Phimosis and Paraphimosis

What is phimosis?

Phimosis is a constriction of the opening of the foreskin in an uncircumcised male so that it cannot be drawn back over the tip of the penis. This condition is a normal occurrence in newborn boys, but over time the skin that adheres to the tip of the penis can be retracted as the foreskin loosens. By age 17, about 99 percent of males will be able to completely retract their foreskin. Phimosis can also occur if the foreskin is forced back before it is ready. This can cause bleeding and a fibrous scar to form, which may prevent future retraction of the foreskin.

What is paraphimosis?

Paraphimosis is a condition that can be experience by uncircumcised males, in which the foreskin is pulled back behind the coronal groove of the penis and cannot be returned to its regular position. When the foreskin is behind the groove, blood flow to the penis is cut off. Lack of blood flow to the penis can result in a serious medical emergency requiring immediate medial attention.

What are the symptoms of phimosis?

Although each child may experience symptoms differently, the following are the most common symptoms of phimosis.

  • Bulging of the foreskin during urination, like a balloon inflating.
  • Inability to completely retract the foreskin by age 3 (in some children this process may take longer).
  • Straining or pushing to urinate.
  • Urinary tract infections.
  • Balanitis, a puss filled infection of the foreskin.

What are the symptoms of paraphimosis?

  • Swelling of the tip of the penis as the foreskin is retracted or pulled back.
  • Pain.
  • Inability to pull the foreskin back over the tip of the penis.
  • Discoloration, either dark red or bluish color, of the tip of the penis.

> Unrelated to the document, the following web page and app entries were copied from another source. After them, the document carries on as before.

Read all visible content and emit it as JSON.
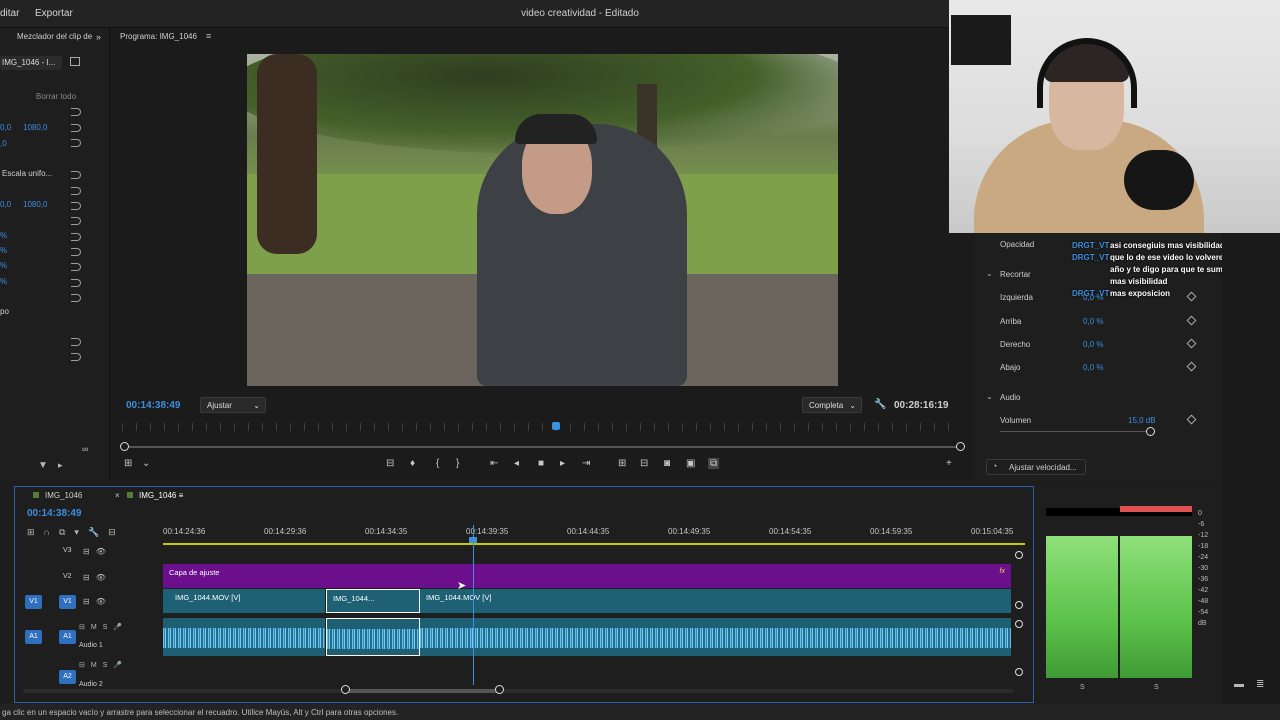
{
  "menu": {
    "edit": "ditar",
    "export": "Exportar",
    "title": "video creatividad - Editado"
  },
  "left_panel": {
    "tab": "Mezclador del clip de",
    "clip": "IMG_1046 - I...",
    "clear_all": "Borrar todo",
    "rows": [
      {
        "a": "0,0",
        "b": "1080,0"
      },
      {
        "a": ",0",
        "b": ""
      },
      {
        "a": "Escala unifo...",
        "b": ""
      },
      {
        "a": "0,0",
        "b": "1080,0"
      },
      {
        "a": "%",
        "b": ""
      },
      {
        "a": "%",
        "b": ""
      },
      {
        "a": "%",
        "b": ""
      },
      {
        "a": "%",
        "b": ""
      },
      {
        "a": "po",
        "b": ""
      }
    ]
  },
  "program": {
    "title": "Programa: IMG_1046",
    "timecode_current": "00:14:38:49",
    "fit": "Ajustar",
    "quality": "Completa",
    "timecode_total": "00:28:16:19"
  },
  "effects": {
    "opacity_label": "Opacidad",
    "crop_section": "Recortar",
    "left": "Izquierda",
    "top": "Arriba",
    "right": "Derecho",
    "bottom": "Abajo",
    "crop_value": "0,0 %",
    "audio_section": "Audio",
    "volume": "Volumen",
    "volume_value": "15,0 dB",
    "speed_button": "Ajustar velocidad..."
  },
  "overlay_text": {
    "tag": "DRGT_VT",
    "lines": [
      "asi consegiuis mas visibilidad",
      "que lo de ese video lo volvere a hacer este",
      "año y te digo para que te sumes y consigas",
      "mas visibilidad",
      "mas exposicion"
    ]
  },
  "timeline": {
    "tabs": [
      "IMG_1046",
      "IMG_1046"
    ],
    "timecode": "00:14:38:49",
    "ruler": [
      "00:14:24:36",
      "00:14:29:36",
      "00:14:34:35",
      "00:14:39:35",
      "00:14:44:35",
      "00:14:49:35",
      "00:14:54:35",
      "00:14:59:35",
      "00:15:04:35"
    ],
    "tracks": {
      "v3": "V3",
      "v2": "V2",
      "v1": "V1",
      "a1": "A1",
      "a2": "A2",
      "audio1": "Audio 1",
      "audio2": "Audio 2"
    },
    "clips": {
      "adjust": "Capa de ajuste",
      "v1_a": "IMG_1044.MOV [V]",
      "v1_b": "IMG_1044...",
      "v1_c": "IMG_1044.MOV [V]"
    }
  },
  "meter": {
    "scale": [
      "0",
      "-6",
      "-12",
      "-18",
      "-24",
      "-30",
      "-36",
      "-42",
      "-48",
      "-54",
      "dB"
    ],
    "solo": [
      "S",
      "S"
    ]
  },
  "status": "ga clic en un espacio vacío y arrastre para seleccionar el recuadro. Utilice Mayús, Alt y Ctrl para otras opciones."
}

If this occurs the child should seek medical attention immediately as this can become a medical emergency.

The symptoms of phimosis and paraphimosis may resemble other problems or medical conditions. The specialists at the CHOC Urology Center will work carefully with each patient to ensure a proper diagnosis.

How is phimosis or paraphimosis diagnosed?

A careful physical examination by the child’s physician normally provides satisfactory information to make a diagnosis.

What is the treatment for phimosis and paraphimosis?

Specific treatment for phimosis or paraphimosis will be determined by our specialists based on:

  • The child’s age, overall health and medical history.
  • The extent of the condition.
  • The type of condition.
  • The child’s tolerance for specific medications, procedures or therapies.
  • Expectations for the course of the condition.
  • The family’s opinion or preference.

Treatment may include the following:

  • For phimosis, treatment may involve application of a steroid cream to the foreskin three to four times per day for about one month to loosen the adhesive ring. Each time the cream is applied, it should be done while using gentle, steady pressure to retract the foreskin for one minute. (Learn more about using using steroid cream.) If the cream does not work and the child continues to have adverse phimosis symptoms, a circumcision may be recommended.
  • For paraphimosis, treatment may involve lubricating the foreskin and tip of the penis and then gently squeezing the tip of the penis while pulling the foreskin forward. A bandage may also be wrapped from the tip of the penis towards the base to try to reduce the swelling. If this is ineffective, a small incision to relieve the tension may be performed. In some cases, an emergency circumcision may be recommended.

If paraphimosis should occur, the child should be taken to the closest emergency room to be examined. Leaving paraphimosis untreated can have very serious consequences to the survival of the penis.